As the artist David Douard sums up so well in the magazine Zérodeux, “[his] generation is made up of true hybrid bastards, who do not establish any hierarchy between sources, be it art history or popular culture. This nameless mixture is something I really like to look at, because nothing really works, and nothing is really valid. It’s all being written. (…) I belong to a generation that doesn’t care about a lot of things. Things just come out, spread out in front of us, and they take on the meaning that we give them.” Through a boomerang effect, reality is making a strong comeback in contemporary creation, and technology – the crutch of an increasingly impoverished imagination – now serves only to graphically reshape the world around us. A mate of Douard’s, the artist Renaud Jérez reincarnates disembodied bodies from accessories and industrial materials (PVC, latex gloves, sports sneakers …). Made of cables and pipes, plaster and Plexiglas, his skeletal puppets appear like avatars whose artifices have been stripped away: bionic man is no longer the pinnacle of high-tech technology, but a “robot-mummy” whose only remaining parts are disarticulated appendages, bodiless organs that blend into the decor like pieces of furniture.

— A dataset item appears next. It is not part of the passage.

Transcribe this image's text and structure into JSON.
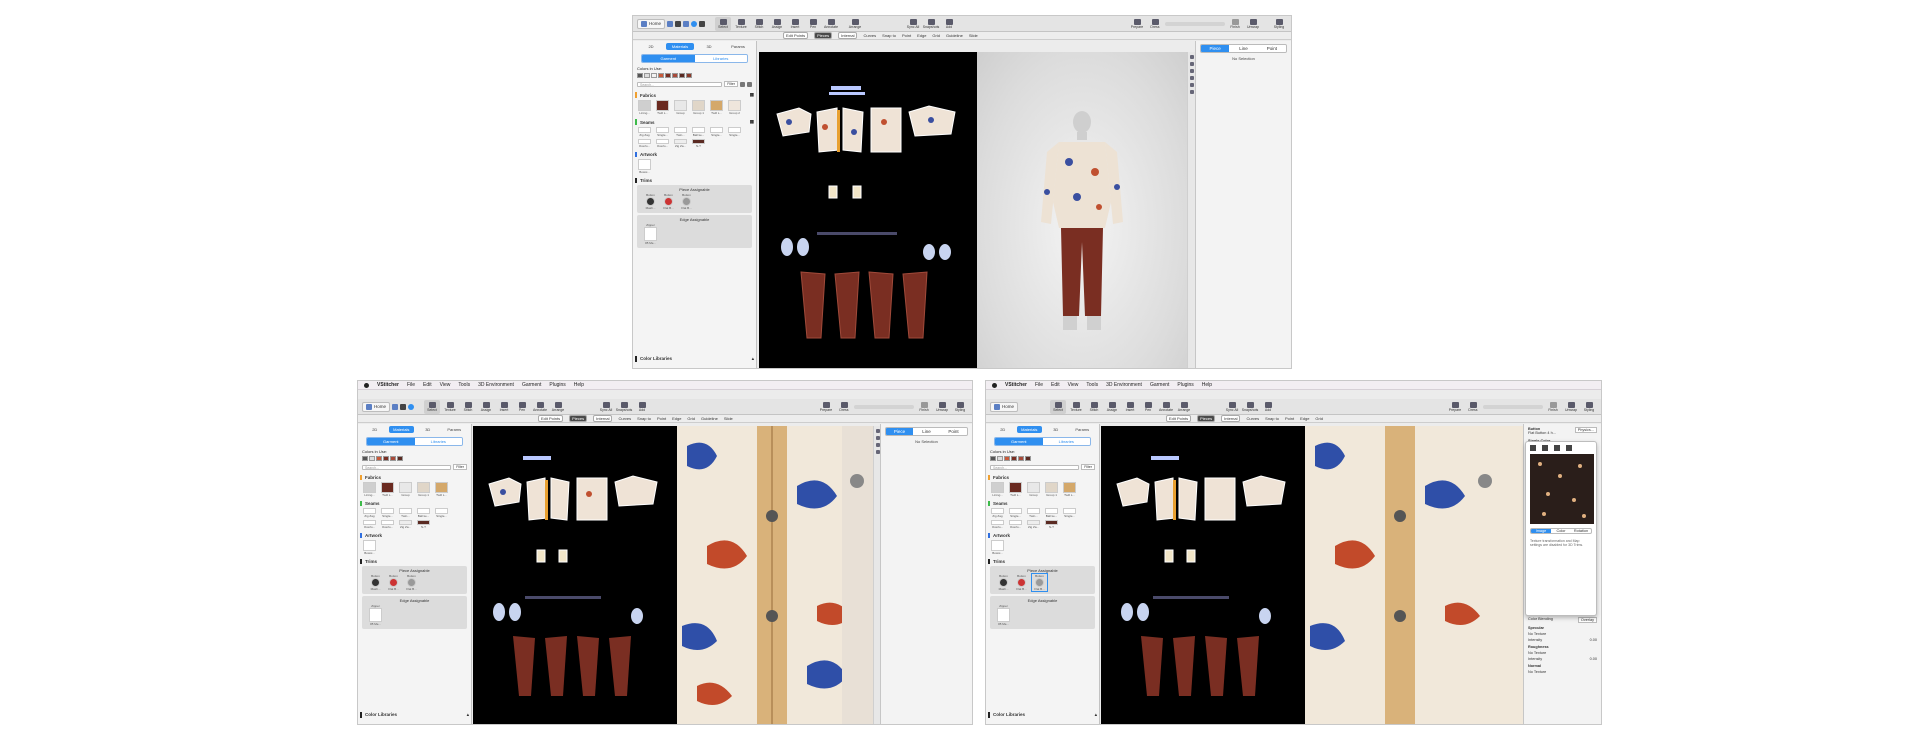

This way of reconfiguring the real is the pull factor of radical denaturation that no longer seeks to distinguish between nature and culture, organic and artificial. New trends are forming, placing the living back at the centre of creation in an anarchic and decomplexed maximalism that owes as much to Mike Kelley as to cyberpunk and cheesy, low-budget sci-fi.
A new ethic has arisen from this horizontal syncretism, not from ” all things are equal “, but from the intuition that beings are multiple and that high and low culture prove to be equally enriching. To the supposed authenticity of anthropological naturalism, this community of ideas opposes an ecological artificialism that finds its source not in social determinism, but in the very redefinition of the codes of identity and gender. As stated by Timothy Morton in The Ecological Thought, “It isn’t hard to love Nature as a reflection of oneself. It isn’t hard to love Nature as an awe-inspiring open space. It’s far harder to love the disturbing, disgust¬ing beings who do not so easily wear a human face (…) One task of the ecological thought is to figure out how to love the inhuman: not just the nonhuman (that’s easier) but the radically strange, dangerous, even “evil.” For the inhuman is the strangely strange core of the human”.
In the space of fifteen years, the world has been plunged into the Uncanny, which is amplified by social networks. We now live in a state of permanent storytelling that has caught up with the most far-fetched fiction. From this point on, how do we position ourselves towards both reality and what escapes it? Is our consciousness still capable of sorting through it all? As Katka Novitskova, pioneer of post-Internet art and co-author of the Post-Internet Survival Guide (2010) professed: “The notion of a survival guide arises as an answer to a basic human need to cope with increasing complexity. In the face of death, personal attachment and confusion, one has to feel, interpret and index this ocean of signs in order to survive.” Ok boomer?
Translation by Angela Kent Cover picture : Petra Cortright, untitled, digital painting on anodized aluminium